An innovative service adopting this approach has been evaluated as effective and efficient in remote Australia (a copy of the paper**, Effective and efficient: Using patient-led appointment scheduling in routine mental health practice in remote Australia, is available upon request to Croakey) where a close working relationship between psychiatry and clinical psychology ensures patients have a more expansive range of treatment options than would otherwise be the case.
Access to effective and efficient mental health treatments for people in rural and remote Australia is an urgent problem that requires innovative and sustainable solutions. The long-term viability of service provision must be part of the equation whenever treatment options are considered so that rural and remote residents can experience the same standard of health care that their metropolitan compatriots enjoy.
It is crucial that affordable and effective mental health treatments are accessible to Australia’s rural and remote citizens without them having to travel to major centres or experience long waiting periods for services.
Policy makers and health service managers need to courageously explore the full range of evidence-based psychiatric, psychological, and social treatments to make a significant and sustained impact on the burden of mental health problems for individuals and communities in rural and remote Australia.
When journalists and media outlets are reporting on problems with access to mental health services in rural and remote areas, it would be useful if they could also help their audiences to keep this bigger picture in mind.
• Professor Tim Carey is Deputy Director and Head of Research at the Centre for Remote Health, a joint centre of Flinders University and Charles Darwin University, in Alice Springs. He is a member of the Centre of Research Excellence in Rural and Remote Primary Health Care.

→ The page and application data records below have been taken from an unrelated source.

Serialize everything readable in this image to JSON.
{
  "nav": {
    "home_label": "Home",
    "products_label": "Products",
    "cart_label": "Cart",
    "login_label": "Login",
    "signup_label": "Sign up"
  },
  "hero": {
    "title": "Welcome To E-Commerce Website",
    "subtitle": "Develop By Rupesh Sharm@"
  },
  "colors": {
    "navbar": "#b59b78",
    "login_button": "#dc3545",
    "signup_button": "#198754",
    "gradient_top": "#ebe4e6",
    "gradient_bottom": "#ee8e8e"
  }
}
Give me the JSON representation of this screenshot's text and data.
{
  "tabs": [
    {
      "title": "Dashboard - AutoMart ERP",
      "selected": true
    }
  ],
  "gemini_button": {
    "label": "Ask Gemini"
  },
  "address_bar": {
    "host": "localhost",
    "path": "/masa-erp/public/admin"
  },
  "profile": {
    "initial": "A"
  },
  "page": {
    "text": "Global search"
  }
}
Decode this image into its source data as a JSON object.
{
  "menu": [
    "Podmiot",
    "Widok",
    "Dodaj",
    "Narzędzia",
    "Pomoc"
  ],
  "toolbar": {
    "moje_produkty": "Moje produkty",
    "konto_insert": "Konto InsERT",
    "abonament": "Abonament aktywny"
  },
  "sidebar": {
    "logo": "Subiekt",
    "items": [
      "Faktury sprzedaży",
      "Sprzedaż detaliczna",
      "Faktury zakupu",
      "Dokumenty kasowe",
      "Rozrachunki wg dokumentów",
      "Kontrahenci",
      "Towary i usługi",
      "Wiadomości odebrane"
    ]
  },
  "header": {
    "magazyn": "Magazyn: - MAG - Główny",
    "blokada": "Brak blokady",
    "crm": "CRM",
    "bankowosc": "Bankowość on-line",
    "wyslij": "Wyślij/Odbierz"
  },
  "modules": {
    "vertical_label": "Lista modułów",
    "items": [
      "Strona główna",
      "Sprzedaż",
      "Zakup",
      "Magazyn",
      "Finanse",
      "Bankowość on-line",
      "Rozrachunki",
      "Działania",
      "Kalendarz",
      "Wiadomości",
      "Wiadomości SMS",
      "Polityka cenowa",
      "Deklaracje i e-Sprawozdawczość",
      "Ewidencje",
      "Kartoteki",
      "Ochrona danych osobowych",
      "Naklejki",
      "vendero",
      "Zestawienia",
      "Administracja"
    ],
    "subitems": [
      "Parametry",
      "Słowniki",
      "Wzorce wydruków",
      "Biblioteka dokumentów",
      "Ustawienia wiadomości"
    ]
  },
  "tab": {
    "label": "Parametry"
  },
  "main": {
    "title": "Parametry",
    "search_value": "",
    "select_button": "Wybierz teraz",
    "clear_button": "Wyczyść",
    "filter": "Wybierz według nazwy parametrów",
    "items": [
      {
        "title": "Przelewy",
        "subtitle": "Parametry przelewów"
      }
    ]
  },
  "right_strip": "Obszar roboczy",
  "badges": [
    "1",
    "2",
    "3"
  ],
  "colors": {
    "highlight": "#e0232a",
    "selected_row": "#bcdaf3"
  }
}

** Carey, T. A., Tai, S. J., & Stiles, W. B. (2013). Effective and efficient: Using patient-led appointment scheduling in routine mental health practice in remote Australia. Professional Psychology: Research and Practice, 44, 405-414.